Being active can make you feel better, reduce your stress levels, keep your weight down and protect your health. Whether you have diabetes, or are taking steps to reduce your risk of Type 2 diabetes, there are many reasons to get more active:

  • Being active will help you lose weight or maintain a healthy weight
  • It increases the amount of glucose used by the muscles for energy, so it may sometimes lower blood glucose levels
  • Being active helps the body to use insulin more efficiently, and regular activity can help reduce the amount of insulin you have to take
  • Losing any weight that may be necessary and maintaining a healthy weight will improve management of Type 2 diabetes
  • Being active strengthens your bones
  • You’ll be more mobile, less out of breath and you’ll sleep better
  • Daily physical activity has been shown to reduce symptoms of depression and anxiety.

How much activity do we need to do?

All physical activity counts, from doing the housework to running a marathon. The Department of Health guidelines recommend:

  • Under-fives: 180 minutes (three hours) each day, once a child is able to walk.
  • Children and young people: 60 minutes and up to several hours every day of moderate- to vigorous-intensity physical activity. Three days a week should include vigorous-intensity activities that strengthen muscle and bone.
  • Adults and older people: 150 minutes (two and half hours) each week of moderate- to vigorous-intensity physical activity. Muscle-strengthening activity should also be included twice a week.

Activity can be spread out through the day into bite-size chunks. One way to do your recommended 150 minutes of weekly physical activity is to do 30 minutes on five days a week.

What is moderate physical activity?

Moderate-intensity activity will raise your heart rate, make you breathe faster and feel warmer. One way to tell if you're working at a moderate intensity is if you can still talk, but you can't sing the words to a song.

What is vigorous intensity physical activity?

Vigorous-intensity activity means you're breathing hard and fast, and your heart rate has gone up quite a bit. If you're working at this level, you won't be able to say more than a few words without pausing for a breath.


Top tips to getting active

Being more physically active often conjures up images of gym memberships, long-distance runs and aerobics in a leotard. But the great news is that you can become more active by making small changes to your lifestyle – you can fit it around your daily life, in your budget, and you don’t have to wear Lycra if you don’t want to. Follow our top tips help make your life more active. You could also discuss these options with your healthcare team.

1. Start slow

Doing just a little bit more than you did before will still make a difference. So build up gradually, and give your body time to adapt as your muscles strengthen. If you have any medical conditions, do speak to your healthcare team before starting any new activity.

2. Make small changes to your routine

Walking is free, and a simple way to improve your fitness. Beat the traffic and leave the car at home for small trips, or get off the bus or train one or two stops earlier and walk the rest of the way. Other household activities, like hoovering, gardening and DIY also count.
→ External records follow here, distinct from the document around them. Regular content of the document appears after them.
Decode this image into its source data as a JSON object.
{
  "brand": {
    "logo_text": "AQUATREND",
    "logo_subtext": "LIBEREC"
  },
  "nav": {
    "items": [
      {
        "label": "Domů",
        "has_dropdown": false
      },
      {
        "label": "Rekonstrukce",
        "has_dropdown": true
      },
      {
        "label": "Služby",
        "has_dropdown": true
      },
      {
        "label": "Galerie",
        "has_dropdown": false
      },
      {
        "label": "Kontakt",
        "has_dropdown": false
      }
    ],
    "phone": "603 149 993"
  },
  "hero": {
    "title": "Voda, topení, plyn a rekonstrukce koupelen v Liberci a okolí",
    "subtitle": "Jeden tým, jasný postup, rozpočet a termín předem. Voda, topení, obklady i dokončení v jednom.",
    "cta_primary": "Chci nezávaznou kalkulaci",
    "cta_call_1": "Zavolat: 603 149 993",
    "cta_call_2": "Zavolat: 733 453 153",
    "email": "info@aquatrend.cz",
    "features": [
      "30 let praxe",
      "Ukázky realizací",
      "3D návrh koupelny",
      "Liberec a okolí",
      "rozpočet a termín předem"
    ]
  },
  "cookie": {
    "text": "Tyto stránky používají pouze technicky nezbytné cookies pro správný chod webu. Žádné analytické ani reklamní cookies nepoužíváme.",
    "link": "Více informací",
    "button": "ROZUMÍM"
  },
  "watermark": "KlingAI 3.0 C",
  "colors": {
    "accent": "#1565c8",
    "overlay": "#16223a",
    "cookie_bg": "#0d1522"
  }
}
3. Get fit with friends

Instead of meeting friends or family for a coffee or to watch TV, why not suggest doing something active? You could go for a walk in the park, visit the shops, play tennis or hit the dancefloor.

4. Find an activity you enjoy

Don’t be afraid to try new things. From aikido to zumba, there’s an activity for every letter of the alphabet. Was there a sport you did years ago you’d like to start again? Or is there a sports club or team near you you’d like to join?

5. Set yourself goals

You’re more likely to stick to your more active life if you set goals – be realistic with both short- and long-term goals. You can set your goals to be more challenging each time. Keep an exercise diary and tick off your achievements – you’ll be amazed at the improvement and progress you’ll see. When you reach a goal, plan a reward for your hard work like a relaxing massage.

6. Keep it varied

Once you are fitter and exercising regularly, vary your routine. Try swapping cycling on an exercise bike for cycling outdoors, or try a new class at the gym. If you are starting a new activity check with your healthcare team to see how this will affect your diabetes.

7. Don’t give up

Although your body benefits as soon as you become more active, you may not see visible changes straight away. It can also take time for your body to adapt to the activity, so keep going and set goals that are right for you.


Exercise and blood glucose levels

Activity may affect blood glucose levels both during and after exercise. Regular blood glucose checking will help you to understand how activity affects your blood glucose levels. Be aware of hypos. And remember to keep an eye on your feet too.